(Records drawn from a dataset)
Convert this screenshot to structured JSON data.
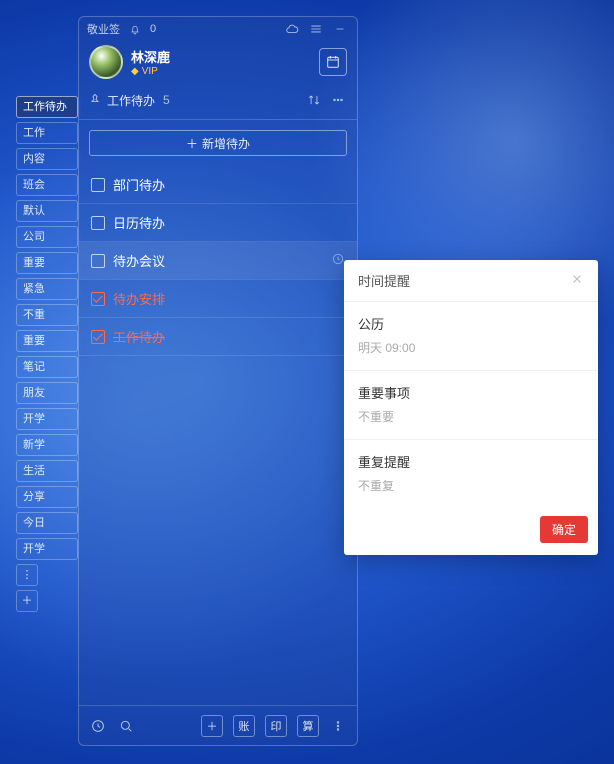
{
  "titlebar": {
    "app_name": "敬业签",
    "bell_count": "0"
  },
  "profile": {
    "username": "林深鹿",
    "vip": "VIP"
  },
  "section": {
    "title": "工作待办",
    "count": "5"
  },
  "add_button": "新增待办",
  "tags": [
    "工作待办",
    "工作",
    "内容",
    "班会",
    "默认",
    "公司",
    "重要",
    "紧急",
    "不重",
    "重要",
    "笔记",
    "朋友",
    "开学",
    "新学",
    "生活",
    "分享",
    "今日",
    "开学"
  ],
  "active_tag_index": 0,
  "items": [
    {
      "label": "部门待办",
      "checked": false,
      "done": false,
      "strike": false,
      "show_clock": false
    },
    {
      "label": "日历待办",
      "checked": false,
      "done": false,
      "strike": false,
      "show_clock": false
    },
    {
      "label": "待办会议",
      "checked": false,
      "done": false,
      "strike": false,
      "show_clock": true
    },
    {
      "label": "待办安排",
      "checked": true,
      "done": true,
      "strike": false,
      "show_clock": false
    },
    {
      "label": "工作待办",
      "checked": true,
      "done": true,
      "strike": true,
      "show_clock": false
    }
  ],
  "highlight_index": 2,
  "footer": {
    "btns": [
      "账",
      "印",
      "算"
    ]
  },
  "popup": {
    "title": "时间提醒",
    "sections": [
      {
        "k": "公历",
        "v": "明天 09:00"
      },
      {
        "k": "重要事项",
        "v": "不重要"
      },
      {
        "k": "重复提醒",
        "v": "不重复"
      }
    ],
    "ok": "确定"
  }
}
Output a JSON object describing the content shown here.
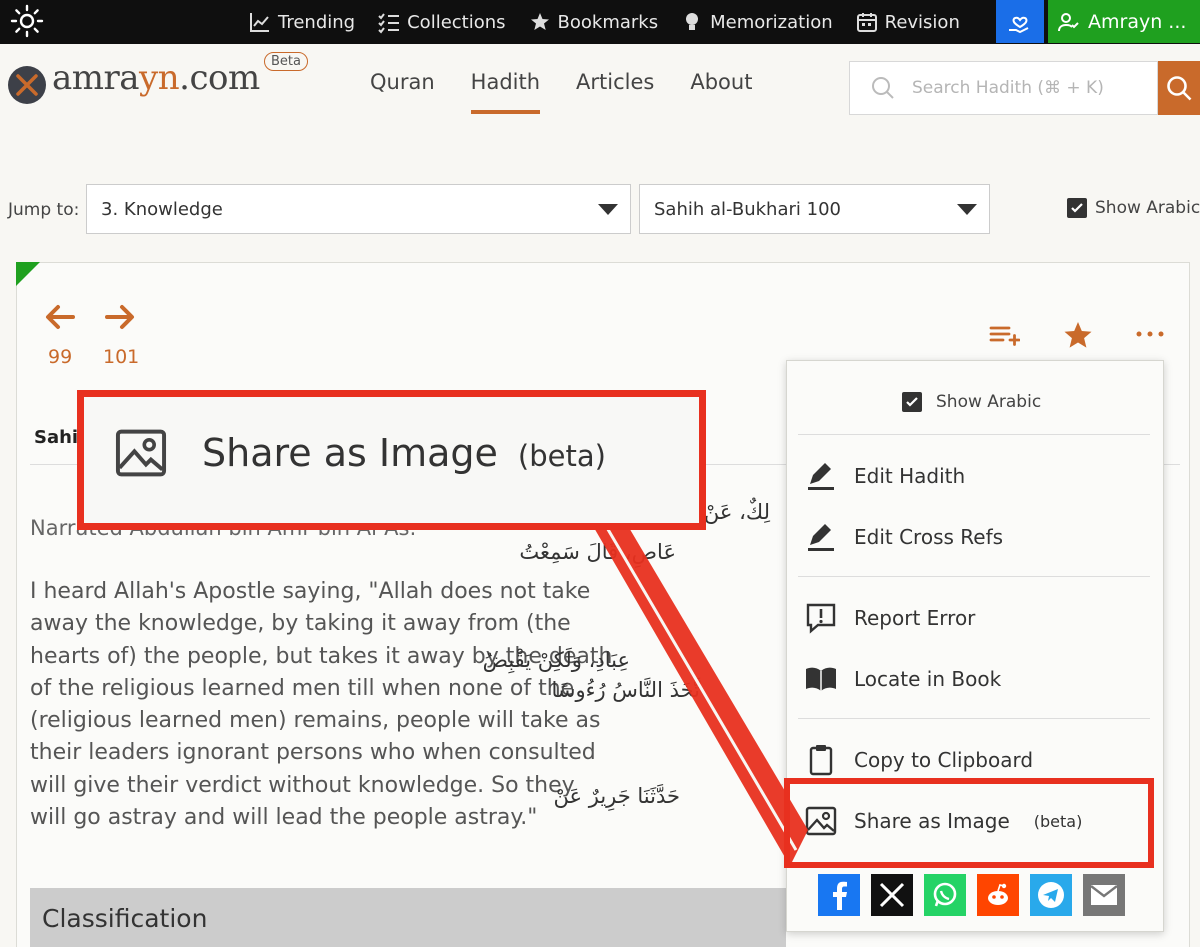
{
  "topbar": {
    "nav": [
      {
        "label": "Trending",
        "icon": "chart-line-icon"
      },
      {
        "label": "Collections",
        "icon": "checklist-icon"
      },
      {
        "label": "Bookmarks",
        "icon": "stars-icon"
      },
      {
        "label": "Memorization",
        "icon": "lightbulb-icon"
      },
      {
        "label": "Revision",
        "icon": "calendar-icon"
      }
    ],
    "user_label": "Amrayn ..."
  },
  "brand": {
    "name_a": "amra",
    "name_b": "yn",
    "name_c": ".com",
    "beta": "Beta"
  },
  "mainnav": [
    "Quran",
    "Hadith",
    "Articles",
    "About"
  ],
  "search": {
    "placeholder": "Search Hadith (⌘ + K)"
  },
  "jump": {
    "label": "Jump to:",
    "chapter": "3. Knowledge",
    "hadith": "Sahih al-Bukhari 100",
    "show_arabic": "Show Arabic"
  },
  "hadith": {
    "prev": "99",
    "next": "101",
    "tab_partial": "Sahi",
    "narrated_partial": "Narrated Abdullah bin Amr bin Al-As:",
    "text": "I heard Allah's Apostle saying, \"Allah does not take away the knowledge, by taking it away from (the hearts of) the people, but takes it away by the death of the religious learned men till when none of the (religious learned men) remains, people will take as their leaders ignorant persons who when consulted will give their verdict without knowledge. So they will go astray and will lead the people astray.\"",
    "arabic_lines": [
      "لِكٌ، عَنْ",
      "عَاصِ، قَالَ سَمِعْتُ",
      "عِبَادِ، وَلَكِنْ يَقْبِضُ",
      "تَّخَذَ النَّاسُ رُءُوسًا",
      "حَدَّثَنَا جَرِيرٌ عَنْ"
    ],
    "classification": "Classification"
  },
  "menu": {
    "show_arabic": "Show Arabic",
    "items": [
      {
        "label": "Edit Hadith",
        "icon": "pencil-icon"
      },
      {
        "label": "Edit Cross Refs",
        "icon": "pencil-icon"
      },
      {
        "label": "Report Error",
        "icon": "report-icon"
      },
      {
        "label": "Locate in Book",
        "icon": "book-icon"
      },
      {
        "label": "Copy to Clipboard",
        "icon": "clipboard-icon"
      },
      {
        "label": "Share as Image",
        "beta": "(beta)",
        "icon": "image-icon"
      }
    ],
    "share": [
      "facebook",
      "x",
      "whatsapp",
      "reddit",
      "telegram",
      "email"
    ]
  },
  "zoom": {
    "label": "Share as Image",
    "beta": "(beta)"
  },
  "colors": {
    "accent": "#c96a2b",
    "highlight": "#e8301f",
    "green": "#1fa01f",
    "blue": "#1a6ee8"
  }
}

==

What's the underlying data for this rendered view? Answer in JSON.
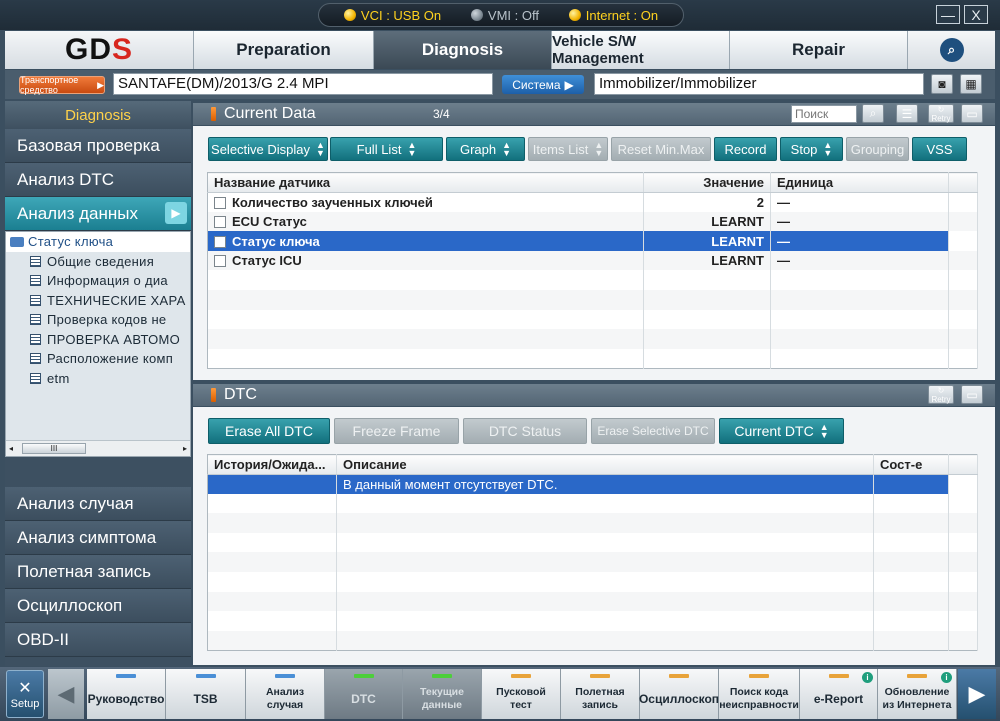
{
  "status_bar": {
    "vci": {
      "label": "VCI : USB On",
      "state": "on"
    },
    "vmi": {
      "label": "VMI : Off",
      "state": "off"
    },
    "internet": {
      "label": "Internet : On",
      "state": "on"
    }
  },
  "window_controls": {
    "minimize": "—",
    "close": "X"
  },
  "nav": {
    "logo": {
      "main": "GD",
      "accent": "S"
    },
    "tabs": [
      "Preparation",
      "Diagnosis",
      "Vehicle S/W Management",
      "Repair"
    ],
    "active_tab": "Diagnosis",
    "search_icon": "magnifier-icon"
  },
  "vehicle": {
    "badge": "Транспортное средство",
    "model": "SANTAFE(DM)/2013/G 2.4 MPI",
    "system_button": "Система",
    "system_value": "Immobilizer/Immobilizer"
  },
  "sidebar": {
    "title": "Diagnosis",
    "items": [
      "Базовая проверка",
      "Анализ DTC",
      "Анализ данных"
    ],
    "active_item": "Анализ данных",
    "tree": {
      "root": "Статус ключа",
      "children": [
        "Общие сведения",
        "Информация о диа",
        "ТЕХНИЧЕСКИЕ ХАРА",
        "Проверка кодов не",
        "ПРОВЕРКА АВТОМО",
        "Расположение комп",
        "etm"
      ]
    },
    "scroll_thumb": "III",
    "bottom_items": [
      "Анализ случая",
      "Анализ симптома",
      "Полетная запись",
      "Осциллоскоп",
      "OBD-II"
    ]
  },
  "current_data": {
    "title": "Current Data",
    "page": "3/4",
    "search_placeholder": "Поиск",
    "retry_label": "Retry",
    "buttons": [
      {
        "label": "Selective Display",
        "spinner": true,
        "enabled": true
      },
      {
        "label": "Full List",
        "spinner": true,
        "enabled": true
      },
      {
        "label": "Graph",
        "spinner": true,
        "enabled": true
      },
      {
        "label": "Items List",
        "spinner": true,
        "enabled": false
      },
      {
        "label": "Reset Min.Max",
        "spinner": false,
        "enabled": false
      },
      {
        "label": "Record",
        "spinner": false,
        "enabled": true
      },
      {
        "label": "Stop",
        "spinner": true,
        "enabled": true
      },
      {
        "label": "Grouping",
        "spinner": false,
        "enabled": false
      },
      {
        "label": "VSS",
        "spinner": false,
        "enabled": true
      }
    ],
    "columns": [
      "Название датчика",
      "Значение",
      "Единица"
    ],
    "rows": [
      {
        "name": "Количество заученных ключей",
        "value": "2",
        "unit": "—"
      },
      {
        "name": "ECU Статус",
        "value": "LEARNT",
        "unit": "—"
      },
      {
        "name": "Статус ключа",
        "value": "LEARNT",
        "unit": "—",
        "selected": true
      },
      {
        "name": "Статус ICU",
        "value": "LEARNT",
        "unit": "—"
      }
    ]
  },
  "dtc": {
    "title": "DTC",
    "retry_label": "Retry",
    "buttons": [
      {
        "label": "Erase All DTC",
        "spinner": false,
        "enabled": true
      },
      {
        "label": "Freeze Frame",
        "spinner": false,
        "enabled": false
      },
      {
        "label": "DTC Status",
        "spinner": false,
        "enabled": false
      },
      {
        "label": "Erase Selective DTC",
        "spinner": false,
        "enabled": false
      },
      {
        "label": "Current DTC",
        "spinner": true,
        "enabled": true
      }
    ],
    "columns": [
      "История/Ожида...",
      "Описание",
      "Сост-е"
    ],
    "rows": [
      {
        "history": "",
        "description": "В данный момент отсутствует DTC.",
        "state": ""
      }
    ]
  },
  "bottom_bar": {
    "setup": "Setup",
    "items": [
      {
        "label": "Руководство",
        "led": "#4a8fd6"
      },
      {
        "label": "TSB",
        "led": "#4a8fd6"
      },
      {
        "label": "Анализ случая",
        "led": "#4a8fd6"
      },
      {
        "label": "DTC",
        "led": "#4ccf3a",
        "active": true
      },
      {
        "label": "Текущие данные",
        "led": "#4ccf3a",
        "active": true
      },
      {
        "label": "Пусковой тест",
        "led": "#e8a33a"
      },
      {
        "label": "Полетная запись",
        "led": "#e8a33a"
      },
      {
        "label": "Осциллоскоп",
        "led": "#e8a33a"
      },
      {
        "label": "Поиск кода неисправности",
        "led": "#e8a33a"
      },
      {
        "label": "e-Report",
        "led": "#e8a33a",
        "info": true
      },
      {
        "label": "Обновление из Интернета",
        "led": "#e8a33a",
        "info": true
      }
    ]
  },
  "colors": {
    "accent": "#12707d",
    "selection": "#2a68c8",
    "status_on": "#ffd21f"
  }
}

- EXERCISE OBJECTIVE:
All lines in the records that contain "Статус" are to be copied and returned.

- THE ANSWER:
      "root": "Статус ключа",
        "name": "ECU Статус",
        "name": "Статус ключа",
        "name": "Статус ICU",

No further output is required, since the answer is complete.